Dataset rows for apps and sites:
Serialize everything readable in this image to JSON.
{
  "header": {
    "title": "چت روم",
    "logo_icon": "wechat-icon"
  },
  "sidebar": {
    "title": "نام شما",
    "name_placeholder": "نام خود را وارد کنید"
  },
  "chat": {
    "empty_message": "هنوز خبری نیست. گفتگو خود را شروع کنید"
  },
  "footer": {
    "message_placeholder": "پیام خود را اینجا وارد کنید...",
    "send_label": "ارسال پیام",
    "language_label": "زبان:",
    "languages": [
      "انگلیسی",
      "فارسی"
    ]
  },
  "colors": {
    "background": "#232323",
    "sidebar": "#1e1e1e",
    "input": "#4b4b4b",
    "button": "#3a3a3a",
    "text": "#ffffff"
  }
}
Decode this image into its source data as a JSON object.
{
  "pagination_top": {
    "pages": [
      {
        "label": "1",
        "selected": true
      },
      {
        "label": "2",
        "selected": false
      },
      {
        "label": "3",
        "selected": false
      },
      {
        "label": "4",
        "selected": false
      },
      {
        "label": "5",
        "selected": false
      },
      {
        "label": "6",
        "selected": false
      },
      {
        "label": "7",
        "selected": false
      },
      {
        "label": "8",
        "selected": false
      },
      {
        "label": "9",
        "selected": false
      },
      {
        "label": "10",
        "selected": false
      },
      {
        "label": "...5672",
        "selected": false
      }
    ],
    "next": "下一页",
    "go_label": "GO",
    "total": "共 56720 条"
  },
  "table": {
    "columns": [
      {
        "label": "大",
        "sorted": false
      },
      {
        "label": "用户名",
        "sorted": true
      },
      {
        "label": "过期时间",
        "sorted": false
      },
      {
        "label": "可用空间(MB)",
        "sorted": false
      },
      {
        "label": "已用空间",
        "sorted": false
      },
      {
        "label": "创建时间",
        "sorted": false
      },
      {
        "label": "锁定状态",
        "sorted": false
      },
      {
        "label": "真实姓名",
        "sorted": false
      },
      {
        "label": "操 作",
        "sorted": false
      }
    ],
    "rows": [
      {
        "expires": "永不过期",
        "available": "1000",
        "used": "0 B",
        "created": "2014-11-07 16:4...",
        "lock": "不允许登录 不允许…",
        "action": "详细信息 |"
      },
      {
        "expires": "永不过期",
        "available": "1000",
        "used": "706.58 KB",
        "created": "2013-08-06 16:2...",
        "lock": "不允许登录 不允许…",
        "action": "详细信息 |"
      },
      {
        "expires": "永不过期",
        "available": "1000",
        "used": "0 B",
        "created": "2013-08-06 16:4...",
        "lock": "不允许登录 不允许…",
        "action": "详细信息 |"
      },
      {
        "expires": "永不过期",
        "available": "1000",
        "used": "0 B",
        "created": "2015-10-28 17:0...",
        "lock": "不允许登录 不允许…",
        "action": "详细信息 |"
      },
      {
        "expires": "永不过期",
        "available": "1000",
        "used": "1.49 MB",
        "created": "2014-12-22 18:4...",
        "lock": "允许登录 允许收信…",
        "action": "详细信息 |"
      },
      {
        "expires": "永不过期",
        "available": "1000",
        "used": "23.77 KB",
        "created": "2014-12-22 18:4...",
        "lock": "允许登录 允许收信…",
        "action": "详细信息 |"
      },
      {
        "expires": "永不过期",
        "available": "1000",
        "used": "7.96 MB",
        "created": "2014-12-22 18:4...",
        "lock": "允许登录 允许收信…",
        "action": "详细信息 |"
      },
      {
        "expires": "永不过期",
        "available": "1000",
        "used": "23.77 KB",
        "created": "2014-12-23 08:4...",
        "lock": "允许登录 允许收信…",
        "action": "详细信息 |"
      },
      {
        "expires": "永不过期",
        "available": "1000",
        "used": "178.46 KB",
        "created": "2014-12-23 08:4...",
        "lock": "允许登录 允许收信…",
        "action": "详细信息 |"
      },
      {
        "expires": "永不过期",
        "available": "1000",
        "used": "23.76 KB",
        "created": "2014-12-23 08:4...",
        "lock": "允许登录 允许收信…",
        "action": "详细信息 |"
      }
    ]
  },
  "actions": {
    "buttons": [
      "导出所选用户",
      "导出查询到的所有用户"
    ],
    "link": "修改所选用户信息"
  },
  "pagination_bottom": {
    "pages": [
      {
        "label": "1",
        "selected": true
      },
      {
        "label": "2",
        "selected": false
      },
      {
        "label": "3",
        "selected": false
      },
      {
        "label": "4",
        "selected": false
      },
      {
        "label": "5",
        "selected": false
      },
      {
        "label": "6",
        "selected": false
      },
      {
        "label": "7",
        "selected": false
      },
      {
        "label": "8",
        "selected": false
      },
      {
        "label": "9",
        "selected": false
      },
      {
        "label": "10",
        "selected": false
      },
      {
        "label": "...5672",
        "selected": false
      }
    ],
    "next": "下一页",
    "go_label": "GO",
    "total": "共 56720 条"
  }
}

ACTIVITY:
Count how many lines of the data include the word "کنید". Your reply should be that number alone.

EXERCISE RESPONSE:
3